Start of DATASET

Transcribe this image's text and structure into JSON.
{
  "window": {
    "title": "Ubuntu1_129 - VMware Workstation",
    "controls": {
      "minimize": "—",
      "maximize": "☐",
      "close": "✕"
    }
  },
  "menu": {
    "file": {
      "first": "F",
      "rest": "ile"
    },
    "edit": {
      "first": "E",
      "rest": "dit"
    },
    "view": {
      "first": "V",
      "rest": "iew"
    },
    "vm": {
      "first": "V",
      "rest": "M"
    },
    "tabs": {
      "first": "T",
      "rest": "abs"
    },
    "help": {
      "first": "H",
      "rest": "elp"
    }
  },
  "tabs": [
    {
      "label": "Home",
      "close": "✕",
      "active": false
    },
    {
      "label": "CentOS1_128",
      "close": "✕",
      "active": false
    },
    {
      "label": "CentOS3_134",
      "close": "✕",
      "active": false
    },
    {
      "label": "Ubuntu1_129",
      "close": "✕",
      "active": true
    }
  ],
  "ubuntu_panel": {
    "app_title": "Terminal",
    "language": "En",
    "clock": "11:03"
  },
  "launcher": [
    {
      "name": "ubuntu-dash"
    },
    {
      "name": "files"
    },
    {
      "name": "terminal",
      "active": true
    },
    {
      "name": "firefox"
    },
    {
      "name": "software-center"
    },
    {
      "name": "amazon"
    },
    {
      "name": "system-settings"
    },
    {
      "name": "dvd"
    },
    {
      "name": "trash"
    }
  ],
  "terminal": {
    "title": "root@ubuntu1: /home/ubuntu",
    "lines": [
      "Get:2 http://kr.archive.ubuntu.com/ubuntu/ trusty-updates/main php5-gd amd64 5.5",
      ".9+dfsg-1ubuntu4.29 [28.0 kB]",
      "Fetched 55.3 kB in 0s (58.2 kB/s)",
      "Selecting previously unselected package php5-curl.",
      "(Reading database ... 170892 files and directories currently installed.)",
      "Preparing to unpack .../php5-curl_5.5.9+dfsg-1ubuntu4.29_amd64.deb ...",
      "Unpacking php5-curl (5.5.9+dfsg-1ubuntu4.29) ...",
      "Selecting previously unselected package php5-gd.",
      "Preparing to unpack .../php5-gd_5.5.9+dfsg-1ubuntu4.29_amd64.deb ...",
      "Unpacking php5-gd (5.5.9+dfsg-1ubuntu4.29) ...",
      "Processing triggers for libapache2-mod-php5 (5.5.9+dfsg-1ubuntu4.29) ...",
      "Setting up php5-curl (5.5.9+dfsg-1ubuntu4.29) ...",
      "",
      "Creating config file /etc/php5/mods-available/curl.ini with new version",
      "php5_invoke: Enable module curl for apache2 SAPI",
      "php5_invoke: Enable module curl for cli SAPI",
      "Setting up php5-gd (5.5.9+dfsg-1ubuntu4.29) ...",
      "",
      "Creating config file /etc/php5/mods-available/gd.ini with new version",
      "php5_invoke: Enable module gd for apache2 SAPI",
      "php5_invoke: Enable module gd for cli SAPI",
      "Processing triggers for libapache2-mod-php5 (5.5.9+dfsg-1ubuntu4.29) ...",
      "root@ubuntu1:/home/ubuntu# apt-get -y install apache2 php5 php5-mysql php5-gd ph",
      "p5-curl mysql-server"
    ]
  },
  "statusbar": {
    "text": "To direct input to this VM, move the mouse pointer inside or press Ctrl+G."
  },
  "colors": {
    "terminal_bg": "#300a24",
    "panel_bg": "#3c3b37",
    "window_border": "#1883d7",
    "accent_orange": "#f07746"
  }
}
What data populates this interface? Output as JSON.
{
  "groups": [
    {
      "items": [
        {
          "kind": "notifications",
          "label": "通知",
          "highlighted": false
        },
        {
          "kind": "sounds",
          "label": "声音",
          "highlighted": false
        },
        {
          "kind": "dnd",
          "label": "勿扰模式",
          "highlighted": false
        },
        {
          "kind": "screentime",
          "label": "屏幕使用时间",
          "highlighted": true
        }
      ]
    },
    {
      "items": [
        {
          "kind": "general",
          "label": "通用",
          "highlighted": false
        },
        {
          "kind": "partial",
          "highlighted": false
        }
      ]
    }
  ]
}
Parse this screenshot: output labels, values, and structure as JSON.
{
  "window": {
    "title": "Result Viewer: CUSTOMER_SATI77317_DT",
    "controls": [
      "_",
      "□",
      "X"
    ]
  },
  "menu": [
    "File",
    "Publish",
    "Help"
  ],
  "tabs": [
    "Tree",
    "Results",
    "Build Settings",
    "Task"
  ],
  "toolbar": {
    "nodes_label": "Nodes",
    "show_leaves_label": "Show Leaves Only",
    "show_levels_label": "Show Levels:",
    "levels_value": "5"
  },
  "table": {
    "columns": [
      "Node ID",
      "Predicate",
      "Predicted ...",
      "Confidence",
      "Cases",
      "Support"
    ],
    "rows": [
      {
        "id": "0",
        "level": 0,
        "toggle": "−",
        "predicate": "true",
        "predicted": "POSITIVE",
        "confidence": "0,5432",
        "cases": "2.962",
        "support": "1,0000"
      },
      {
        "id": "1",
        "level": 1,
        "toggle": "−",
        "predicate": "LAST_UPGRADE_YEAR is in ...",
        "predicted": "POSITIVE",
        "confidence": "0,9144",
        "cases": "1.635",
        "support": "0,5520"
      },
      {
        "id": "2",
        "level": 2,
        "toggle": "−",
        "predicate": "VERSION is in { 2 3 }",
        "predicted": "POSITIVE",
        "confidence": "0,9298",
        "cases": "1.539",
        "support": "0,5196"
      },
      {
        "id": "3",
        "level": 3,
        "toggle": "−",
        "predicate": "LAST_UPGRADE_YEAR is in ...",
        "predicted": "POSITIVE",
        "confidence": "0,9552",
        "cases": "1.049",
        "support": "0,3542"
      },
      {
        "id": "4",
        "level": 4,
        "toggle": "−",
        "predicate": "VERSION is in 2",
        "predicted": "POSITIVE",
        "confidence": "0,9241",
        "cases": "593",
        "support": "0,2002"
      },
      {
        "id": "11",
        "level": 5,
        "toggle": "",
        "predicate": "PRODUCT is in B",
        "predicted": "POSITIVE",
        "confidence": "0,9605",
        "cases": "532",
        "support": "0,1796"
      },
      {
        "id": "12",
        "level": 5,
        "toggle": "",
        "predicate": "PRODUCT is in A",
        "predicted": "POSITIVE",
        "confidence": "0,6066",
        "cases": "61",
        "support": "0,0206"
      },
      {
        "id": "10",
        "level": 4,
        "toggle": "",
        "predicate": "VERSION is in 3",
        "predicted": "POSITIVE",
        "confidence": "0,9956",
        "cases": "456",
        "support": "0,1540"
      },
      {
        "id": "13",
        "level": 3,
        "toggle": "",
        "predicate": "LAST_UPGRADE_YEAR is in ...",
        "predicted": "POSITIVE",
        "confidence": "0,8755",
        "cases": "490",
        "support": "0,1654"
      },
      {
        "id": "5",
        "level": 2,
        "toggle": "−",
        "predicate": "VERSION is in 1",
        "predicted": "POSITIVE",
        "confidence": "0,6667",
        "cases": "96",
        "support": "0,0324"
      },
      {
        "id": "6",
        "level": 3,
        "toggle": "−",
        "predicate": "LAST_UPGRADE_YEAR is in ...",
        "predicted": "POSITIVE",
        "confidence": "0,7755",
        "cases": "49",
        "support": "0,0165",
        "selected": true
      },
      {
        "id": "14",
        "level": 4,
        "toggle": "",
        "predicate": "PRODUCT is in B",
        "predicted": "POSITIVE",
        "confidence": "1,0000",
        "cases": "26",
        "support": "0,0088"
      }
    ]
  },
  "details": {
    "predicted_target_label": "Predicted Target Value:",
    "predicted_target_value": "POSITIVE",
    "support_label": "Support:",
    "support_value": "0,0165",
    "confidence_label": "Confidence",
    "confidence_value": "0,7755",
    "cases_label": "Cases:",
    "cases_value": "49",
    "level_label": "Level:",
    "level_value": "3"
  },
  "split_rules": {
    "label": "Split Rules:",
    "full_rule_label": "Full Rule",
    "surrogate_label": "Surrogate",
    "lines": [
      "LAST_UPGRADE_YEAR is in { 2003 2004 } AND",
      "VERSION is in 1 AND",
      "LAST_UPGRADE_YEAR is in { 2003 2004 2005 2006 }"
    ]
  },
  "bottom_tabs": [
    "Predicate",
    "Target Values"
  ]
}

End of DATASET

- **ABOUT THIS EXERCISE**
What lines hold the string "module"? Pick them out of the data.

- **OUTPUT**
      "php5_invoke: Enable module curl for apache2 SAPI",
      "php5_invoke: Enable module curl for cli SAPI",
      "php5_invoke: Enable module gd for apache2 SAPI",
      "php5_invoke: Enable module gd for cli SAPI",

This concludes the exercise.